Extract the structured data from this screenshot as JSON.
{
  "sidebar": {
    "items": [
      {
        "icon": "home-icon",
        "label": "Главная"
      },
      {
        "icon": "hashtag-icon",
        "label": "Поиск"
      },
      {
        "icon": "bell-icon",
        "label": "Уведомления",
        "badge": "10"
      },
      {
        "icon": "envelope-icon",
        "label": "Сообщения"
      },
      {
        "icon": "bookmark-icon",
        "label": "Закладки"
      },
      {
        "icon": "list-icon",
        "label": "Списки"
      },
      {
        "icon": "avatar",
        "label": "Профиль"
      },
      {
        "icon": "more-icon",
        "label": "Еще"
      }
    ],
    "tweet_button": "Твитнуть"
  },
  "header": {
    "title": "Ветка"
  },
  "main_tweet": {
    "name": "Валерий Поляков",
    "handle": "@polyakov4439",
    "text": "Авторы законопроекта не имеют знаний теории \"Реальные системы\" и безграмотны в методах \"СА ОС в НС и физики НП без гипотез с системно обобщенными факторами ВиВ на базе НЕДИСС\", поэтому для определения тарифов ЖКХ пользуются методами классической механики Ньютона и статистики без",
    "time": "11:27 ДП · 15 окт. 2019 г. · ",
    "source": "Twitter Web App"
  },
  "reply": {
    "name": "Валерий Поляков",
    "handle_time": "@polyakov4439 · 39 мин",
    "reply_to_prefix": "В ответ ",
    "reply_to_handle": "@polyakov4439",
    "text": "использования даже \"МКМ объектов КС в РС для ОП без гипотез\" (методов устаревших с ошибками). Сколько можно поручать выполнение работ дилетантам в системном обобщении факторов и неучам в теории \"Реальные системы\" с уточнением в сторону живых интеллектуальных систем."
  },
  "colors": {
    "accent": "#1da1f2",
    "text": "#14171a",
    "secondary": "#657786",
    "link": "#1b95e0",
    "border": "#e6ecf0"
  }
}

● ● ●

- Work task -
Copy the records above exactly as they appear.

- Answer box -
Extract the structured data from this screenshot as JSON.
{
  "sidebar": {
    "items": [
      {
        "icon": "home-icon",
        "label": "Главная"
      },
      {
        "icon": "hashtag-icon",
        "label": "Поиск"
      },
      {
        "icon": "bell-icon",
        "label": "Уведомления",
        "badge": "10"
      },
      {
        "icon": "envelope-icon",
        "label": "Сообщения"
      },
      {
        "icon": "bookmark-icon",
        "label": "Закладки"
      },
      {
        "icon": "list-icon",
        "label": "Списки"
      },
      {
        "icon": "avatar",
        "label": "Профиль"
      },
      {
        "icon": "more-icon",
        "label": "Еще"
      }
    ],
    "tweet_button": "Твитнуть"
  },
  "header": {
    "title": "Ветка"
  },
  "main_tweet": {
    "name": "Валерий Поляков",
    "handle": "@polyakov4439",
    "text": "Авторы законопроекта не имеют знаний теории \"Реальные системы\" и безграмотны в методах \"СА ОС в НС и физики НП без гипотез с системно обобщенными факторами ВиВ на базе НЕДИСС\", поэтому для определения тарифов ЖКХ пользуются методами классической механики Ньютона и статистики без",
    "time": "11:27 ДП · 15 окт. 2019 г. · ",
    "source": "Twitter Web App"
  },
  "reply": {
    "name": "Валерий Поляков",
    "handle_time": "@polyakov4439 · 39 мин",
    "reply_to_prefix": "В ответ ",
    "reply_to_handle": "@polyakov4439",
    "text": "использования даже \"МКМ объектов КС в РС для ОП без гипотез\" (методов устаревших с ошибками). Сколько можно поручать выполнение работ дилетантам в системном обобщении факторов и неучам в теории \"Реальные системы\" с уточнением в сторону живых интеллектуальных систем."
  },
  "colors": {
    "accent": "#1da1f2",
    "text": "#14171a",
    "secondary": "#657786",
    "link": "#1b95e0",
    "border": "#e6ecf0"
  }
}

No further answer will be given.